Here are four rudimentary examples:
- fl.vn.(pf) = flute & violin play together, with optional piano accompaniment
- fl/vn.pf = flute OR violin, with piano accompaniment
- fl+1.vln.pf = flute, with extra player on associated piccolo, play together with violin and piano
- ob+oda.vln.pf = oboe, with extra player on oboe d’amore, play together with violin and piano
A more complicated example (borrowed from the Kalmus Web site):
- 3d1+1.2+1.3d1(+E♭).3+1 — 8d4.4d2.4.2(d1).2timp.perc.2hp.str
indicates 3 flutes, one of which doubles piccolo, plus a fourth player playing piccolo only; 2 oboes plus a third player for English horn; 3 clarinets, one doubling bass clarinet, plus a fourth (optional) player for E♭ clarinet; 3 bassoons plus a contrabassoon; 8 horns, 4 doubling Wagner tubas; 4 trumpets, 2 doubling cornet; 4 trombones; 2 tubas, one doubling euphonium (optionally); 2 timpanists; percussion; 2 harps, and strings.
“str” (strings) defaults in orchestral works to 22.214.171.124 (violins I & II, violas, cellos, double basses). If strings distribution differs from this default, specify in square brackets, as shown below.
Square brackets may be used to give more details:
- fch[2sop.alt] = female chorus, consisting of [2 soprano and one alto parts]
- str[126.96.36.199] = strings, consisting of [2 violin sections, no violas, & one each cello & double-bass sections].
- fl.ob.cl[E♭].hn.bn = flute, oboe, clarinet in [E♭], horn, bassoon
If abbreviations for instruments & voices are used, a key to them (alphabetical by abbreviation) must be given at the head of the table/chart/catalog, or in a footnote, e.g., “alt=alto voice — acc=accordion — afl=alto flute — cl[A]=clarinet in A,” etc.
Do not abbreviate the following:
reprint not repr.
For states: Use the two-letter postal abbreviations in headings, footnotes, and bibliographic citations.

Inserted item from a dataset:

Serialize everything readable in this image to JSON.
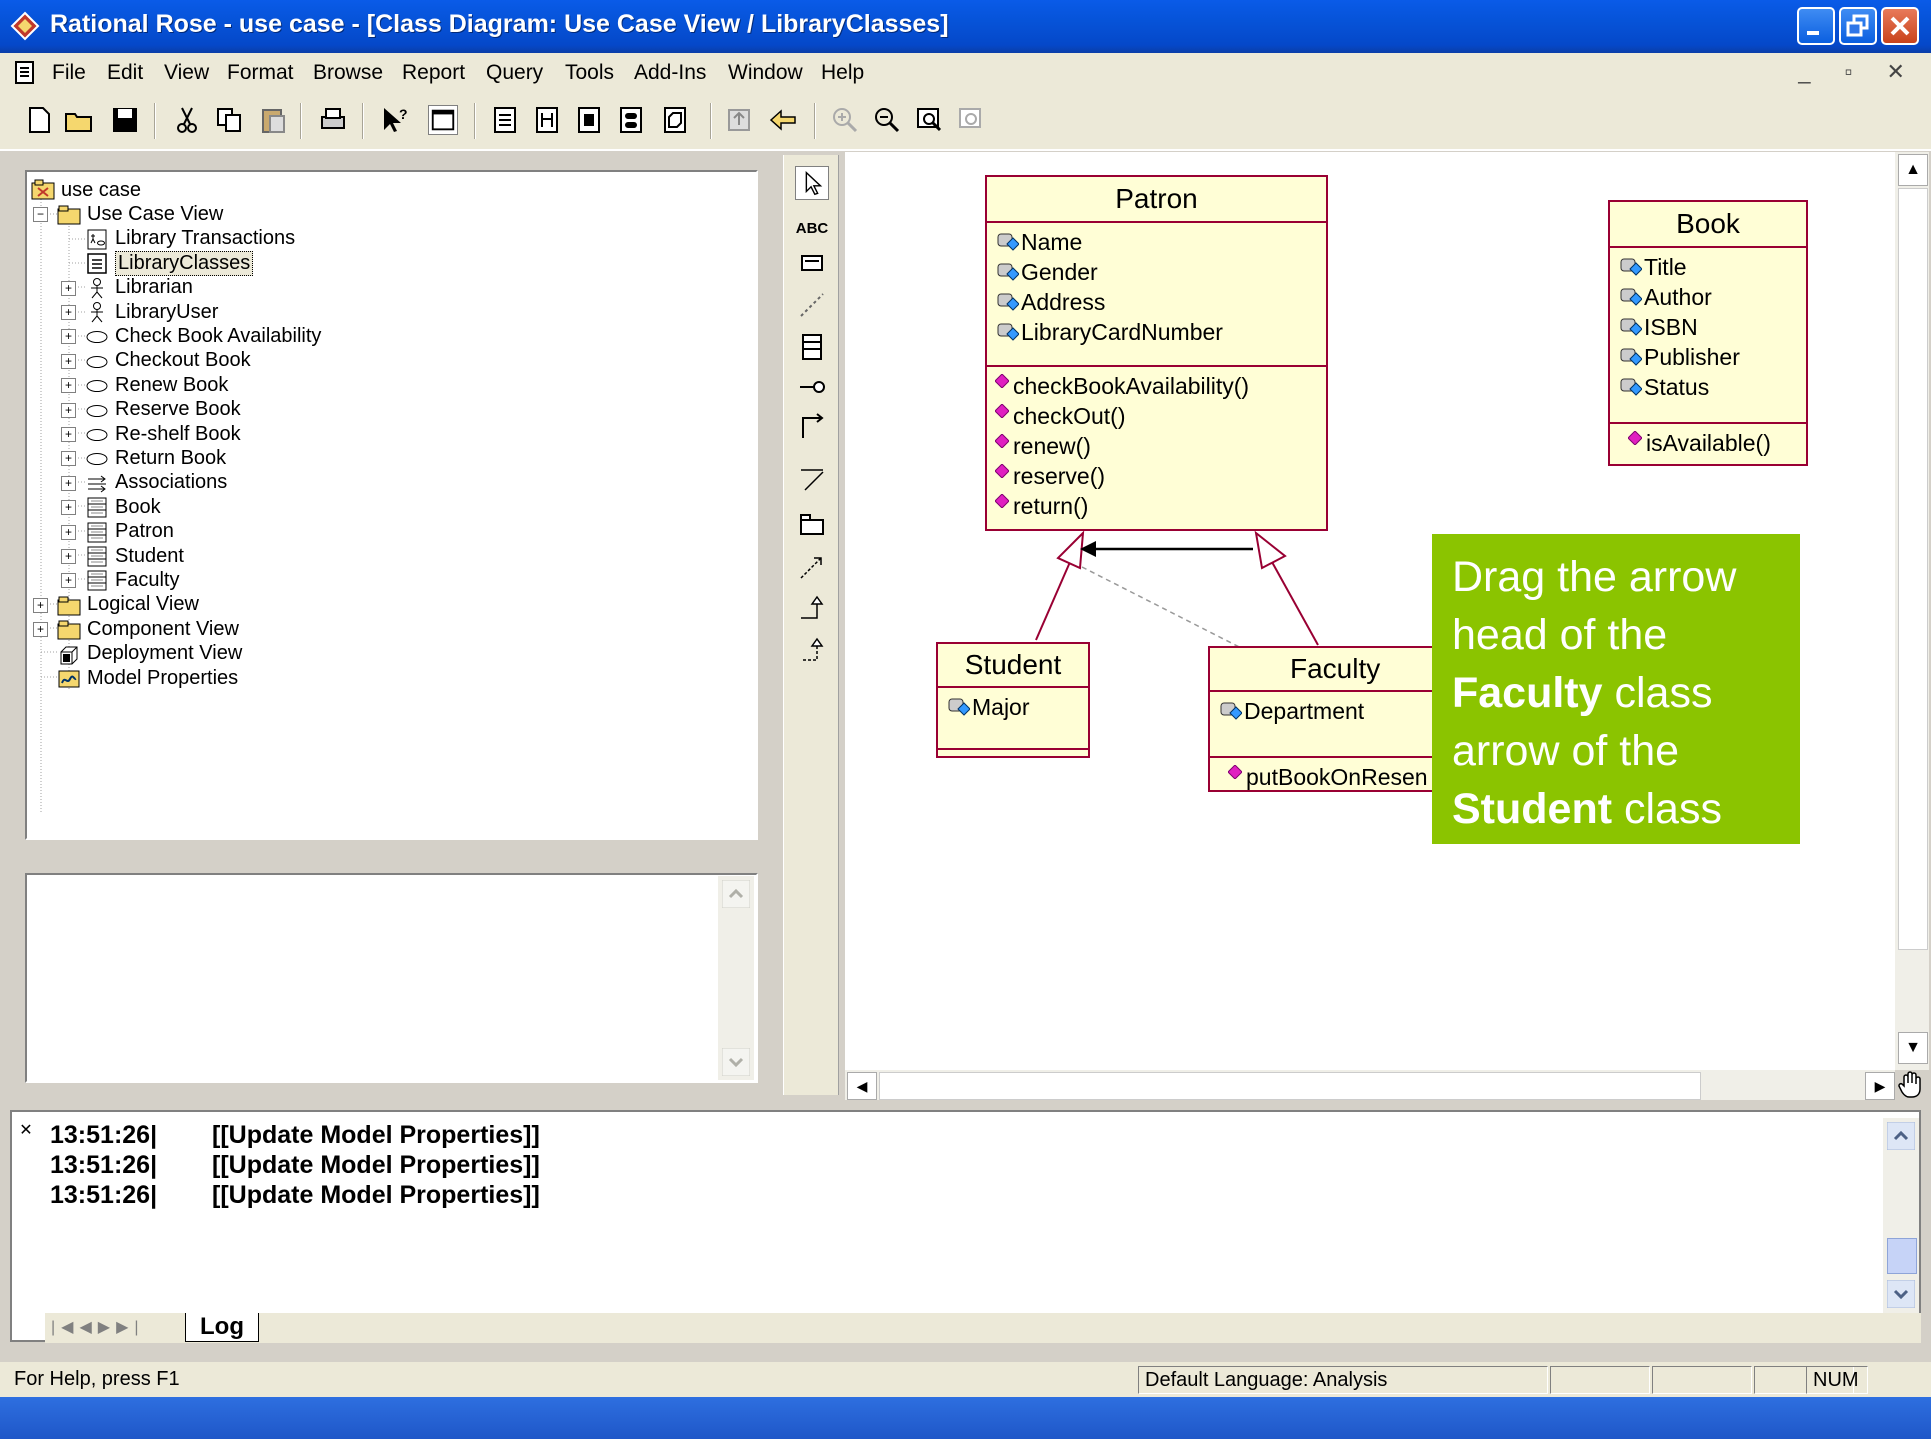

In running text, however, spell out the names of states, territories, and possessions of the United States when standing alone, and when following the name of a city (see CMS16, 10.28); thus Concord, New Hampshire, in running text, not Concord, NH. But use D.C. (not DC or District of Columbia) and U.K. (not UK or United Kingdom) in running text (CMS15, 15:31, option 1). Notes no longer uses the older state abbreviations.
Languages (used primarily in review headings):